---------- The data

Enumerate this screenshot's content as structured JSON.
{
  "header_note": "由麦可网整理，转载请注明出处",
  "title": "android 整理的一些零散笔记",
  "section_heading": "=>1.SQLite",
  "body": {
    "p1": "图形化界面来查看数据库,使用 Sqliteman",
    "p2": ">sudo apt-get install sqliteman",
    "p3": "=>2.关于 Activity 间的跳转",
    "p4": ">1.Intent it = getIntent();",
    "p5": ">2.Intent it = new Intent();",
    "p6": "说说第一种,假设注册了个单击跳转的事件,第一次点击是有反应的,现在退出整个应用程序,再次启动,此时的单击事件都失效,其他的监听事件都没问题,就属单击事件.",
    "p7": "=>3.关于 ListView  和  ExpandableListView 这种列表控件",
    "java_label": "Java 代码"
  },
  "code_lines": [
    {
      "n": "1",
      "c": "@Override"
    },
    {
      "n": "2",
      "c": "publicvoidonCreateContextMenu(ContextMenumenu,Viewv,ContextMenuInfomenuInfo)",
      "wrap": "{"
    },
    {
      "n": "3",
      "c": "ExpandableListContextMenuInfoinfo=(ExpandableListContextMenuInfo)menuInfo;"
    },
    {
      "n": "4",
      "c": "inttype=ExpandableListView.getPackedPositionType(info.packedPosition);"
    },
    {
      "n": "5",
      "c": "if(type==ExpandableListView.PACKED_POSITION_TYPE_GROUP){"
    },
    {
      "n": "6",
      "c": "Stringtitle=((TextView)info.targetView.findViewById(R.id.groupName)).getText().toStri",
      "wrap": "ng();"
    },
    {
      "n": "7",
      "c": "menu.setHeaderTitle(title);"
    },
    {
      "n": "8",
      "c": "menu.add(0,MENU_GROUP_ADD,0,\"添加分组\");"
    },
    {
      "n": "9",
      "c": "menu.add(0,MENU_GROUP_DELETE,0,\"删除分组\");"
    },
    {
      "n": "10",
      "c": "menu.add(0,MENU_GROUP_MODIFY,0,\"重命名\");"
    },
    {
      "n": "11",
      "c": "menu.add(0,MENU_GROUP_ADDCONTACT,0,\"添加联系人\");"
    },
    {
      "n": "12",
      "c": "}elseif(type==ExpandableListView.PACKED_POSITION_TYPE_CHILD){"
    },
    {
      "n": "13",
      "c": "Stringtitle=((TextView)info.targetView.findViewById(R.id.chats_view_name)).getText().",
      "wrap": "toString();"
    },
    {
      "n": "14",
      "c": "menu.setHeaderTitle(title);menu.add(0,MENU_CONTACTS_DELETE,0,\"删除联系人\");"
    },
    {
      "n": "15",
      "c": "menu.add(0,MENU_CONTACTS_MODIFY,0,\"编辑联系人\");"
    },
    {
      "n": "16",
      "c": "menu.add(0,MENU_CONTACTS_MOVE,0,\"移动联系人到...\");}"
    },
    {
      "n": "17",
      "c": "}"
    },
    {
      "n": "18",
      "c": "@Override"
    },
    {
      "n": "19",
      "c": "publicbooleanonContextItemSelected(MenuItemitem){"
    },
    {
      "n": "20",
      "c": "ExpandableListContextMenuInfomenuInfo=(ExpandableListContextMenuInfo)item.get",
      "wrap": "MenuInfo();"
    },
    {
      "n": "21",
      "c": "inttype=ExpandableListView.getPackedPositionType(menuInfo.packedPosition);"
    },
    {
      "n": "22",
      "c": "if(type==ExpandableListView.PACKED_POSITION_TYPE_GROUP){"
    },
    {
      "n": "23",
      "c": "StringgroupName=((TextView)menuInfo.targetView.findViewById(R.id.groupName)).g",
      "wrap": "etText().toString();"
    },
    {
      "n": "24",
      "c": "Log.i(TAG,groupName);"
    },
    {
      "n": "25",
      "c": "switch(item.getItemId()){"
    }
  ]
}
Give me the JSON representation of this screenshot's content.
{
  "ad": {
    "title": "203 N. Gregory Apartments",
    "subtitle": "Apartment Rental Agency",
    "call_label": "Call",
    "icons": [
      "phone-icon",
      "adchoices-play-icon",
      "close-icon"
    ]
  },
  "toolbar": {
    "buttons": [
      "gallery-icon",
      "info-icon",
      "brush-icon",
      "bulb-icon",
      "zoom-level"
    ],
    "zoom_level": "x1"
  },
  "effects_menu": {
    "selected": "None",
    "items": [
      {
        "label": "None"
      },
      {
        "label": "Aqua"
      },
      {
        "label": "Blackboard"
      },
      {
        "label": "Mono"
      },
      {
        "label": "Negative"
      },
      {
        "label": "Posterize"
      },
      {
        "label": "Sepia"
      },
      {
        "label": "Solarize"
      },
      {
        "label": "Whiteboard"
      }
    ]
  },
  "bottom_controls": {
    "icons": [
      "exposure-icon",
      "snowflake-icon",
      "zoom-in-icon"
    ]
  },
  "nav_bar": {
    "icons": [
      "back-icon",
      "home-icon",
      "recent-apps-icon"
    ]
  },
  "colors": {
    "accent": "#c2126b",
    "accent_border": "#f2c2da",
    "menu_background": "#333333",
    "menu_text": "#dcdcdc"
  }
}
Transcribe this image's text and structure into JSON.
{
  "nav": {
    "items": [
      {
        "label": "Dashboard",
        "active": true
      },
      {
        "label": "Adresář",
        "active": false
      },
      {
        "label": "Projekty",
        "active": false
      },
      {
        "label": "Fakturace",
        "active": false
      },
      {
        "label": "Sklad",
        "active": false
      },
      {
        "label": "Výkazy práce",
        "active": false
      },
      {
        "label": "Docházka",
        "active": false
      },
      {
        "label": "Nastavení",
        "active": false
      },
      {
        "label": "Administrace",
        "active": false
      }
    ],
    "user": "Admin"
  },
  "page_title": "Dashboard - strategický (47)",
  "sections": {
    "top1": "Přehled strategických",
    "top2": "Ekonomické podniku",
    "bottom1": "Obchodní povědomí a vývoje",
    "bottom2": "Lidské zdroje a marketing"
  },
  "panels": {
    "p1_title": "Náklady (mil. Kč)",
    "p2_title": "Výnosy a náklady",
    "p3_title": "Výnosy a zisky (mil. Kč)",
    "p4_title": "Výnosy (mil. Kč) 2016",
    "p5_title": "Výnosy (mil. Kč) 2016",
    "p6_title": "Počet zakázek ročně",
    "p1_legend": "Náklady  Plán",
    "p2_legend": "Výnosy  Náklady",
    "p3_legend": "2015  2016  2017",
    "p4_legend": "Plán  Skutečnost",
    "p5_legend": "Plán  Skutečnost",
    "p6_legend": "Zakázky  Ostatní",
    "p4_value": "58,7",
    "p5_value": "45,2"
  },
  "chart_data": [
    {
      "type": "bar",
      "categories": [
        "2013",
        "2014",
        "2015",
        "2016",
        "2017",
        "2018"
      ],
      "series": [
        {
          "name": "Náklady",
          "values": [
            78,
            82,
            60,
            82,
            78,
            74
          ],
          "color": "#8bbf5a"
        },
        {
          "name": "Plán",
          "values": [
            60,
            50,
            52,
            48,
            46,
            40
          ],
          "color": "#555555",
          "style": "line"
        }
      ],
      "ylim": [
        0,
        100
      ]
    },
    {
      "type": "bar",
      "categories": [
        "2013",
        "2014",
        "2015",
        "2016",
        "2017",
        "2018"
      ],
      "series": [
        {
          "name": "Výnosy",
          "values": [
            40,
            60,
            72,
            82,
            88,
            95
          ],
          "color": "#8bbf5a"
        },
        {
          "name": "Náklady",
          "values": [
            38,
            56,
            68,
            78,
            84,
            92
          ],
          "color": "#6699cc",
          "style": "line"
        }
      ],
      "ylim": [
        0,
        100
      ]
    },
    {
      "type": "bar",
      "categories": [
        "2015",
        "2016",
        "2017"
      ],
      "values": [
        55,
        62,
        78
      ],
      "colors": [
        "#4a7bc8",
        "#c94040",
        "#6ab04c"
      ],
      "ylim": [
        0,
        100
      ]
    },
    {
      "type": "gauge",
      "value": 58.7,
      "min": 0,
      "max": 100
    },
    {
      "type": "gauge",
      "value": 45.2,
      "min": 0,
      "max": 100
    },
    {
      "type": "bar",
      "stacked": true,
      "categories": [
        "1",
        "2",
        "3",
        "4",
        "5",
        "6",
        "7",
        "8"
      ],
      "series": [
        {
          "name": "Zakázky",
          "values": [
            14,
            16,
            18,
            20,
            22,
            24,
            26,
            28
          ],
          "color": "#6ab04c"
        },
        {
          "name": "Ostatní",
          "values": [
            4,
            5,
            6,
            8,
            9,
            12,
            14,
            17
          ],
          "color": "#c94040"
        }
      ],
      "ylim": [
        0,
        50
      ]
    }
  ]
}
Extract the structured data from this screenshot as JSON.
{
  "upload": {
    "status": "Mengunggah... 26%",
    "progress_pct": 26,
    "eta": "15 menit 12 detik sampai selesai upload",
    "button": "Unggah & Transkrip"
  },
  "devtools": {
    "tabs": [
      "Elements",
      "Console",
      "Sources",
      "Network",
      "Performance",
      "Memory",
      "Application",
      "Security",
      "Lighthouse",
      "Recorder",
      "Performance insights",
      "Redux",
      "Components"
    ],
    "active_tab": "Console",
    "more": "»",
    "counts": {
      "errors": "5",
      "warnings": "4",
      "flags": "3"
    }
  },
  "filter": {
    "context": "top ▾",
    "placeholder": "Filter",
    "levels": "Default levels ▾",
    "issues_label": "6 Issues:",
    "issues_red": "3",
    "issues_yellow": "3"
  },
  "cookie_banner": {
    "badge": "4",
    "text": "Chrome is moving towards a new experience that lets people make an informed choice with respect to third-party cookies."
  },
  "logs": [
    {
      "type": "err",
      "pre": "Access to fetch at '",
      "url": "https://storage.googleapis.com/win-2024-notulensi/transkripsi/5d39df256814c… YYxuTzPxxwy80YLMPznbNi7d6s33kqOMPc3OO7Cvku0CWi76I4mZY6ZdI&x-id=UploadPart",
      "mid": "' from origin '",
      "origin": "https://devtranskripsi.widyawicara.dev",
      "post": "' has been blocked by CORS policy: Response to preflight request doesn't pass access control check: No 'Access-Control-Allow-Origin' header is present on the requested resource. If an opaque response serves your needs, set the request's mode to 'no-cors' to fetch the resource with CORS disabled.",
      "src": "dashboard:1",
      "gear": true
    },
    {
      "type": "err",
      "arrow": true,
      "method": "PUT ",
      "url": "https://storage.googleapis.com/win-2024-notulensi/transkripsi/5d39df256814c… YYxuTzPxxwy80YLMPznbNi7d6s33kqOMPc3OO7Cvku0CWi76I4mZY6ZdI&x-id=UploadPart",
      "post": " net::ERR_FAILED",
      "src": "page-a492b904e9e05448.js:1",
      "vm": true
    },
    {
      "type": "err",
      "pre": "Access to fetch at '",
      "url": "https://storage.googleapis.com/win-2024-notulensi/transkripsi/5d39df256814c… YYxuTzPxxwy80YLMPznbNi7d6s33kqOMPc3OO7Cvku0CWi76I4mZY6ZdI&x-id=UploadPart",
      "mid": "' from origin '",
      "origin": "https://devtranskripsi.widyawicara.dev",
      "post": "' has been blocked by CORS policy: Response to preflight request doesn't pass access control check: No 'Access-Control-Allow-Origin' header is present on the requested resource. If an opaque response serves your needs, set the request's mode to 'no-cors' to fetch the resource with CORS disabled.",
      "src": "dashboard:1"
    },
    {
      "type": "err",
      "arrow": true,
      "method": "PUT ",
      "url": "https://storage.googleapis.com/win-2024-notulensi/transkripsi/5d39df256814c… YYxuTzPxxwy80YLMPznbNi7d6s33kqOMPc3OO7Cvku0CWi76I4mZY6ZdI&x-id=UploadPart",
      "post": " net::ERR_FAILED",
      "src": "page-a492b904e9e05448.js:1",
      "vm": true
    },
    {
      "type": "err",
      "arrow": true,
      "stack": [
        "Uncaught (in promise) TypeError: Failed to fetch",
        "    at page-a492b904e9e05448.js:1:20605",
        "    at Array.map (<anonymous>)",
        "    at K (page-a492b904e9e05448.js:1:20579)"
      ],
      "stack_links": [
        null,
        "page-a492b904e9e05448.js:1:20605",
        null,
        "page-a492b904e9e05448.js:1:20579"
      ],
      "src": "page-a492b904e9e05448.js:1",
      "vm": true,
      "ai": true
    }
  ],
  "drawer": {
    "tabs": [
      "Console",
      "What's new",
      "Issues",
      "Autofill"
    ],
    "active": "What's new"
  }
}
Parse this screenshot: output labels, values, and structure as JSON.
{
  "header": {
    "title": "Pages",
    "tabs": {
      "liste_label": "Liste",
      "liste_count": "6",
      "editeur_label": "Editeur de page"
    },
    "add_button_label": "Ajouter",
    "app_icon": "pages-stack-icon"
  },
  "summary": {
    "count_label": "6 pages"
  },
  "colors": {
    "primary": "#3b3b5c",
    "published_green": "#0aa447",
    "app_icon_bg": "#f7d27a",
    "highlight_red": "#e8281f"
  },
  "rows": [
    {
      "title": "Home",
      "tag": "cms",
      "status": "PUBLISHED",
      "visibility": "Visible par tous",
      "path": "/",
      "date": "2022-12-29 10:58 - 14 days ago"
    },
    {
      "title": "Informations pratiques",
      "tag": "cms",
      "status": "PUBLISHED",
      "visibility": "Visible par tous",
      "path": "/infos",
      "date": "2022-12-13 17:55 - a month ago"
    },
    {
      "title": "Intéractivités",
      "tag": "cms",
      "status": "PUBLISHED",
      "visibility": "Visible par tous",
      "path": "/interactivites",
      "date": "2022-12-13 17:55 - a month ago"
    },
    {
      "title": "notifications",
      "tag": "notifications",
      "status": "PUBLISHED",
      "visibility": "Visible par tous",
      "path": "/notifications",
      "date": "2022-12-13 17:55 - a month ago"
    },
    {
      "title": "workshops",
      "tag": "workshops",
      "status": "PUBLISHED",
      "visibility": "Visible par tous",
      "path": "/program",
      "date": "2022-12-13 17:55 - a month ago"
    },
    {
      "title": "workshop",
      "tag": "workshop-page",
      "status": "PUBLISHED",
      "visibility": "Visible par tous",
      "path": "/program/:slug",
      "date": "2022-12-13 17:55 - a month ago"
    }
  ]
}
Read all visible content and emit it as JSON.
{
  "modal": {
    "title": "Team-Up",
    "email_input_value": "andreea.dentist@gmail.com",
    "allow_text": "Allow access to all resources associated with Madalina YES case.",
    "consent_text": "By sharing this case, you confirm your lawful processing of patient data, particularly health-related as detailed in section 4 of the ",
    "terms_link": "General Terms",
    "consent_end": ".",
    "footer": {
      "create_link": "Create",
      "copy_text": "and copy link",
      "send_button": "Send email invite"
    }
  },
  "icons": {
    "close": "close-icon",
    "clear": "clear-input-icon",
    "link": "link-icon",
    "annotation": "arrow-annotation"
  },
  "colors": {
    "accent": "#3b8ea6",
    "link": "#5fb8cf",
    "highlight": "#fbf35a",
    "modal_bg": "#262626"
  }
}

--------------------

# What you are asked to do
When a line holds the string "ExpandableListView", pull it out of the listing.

# Output of the exercise
    "p7": "=>3.关于 ListView  和  ExpandableListView 这种列表控件",
      "c": "inttype=ExpandableListView.getPackedPositionType(info.packedPosition);"
      "c": "if(type==ExpandableListView.PACKED_POSITION_TYPE_GROUP){"
      "c": "}elseif(type==ExpandableListView.PACKED_POSITION_TYPE_CHILD){"
      "c": "inttype=ExpandableListView.getPackedPositionType(menuInfo.packedPosition);"
      "c": "if(type==ExpandableListView.PACKED_POSITION_TYPE_GROUP){"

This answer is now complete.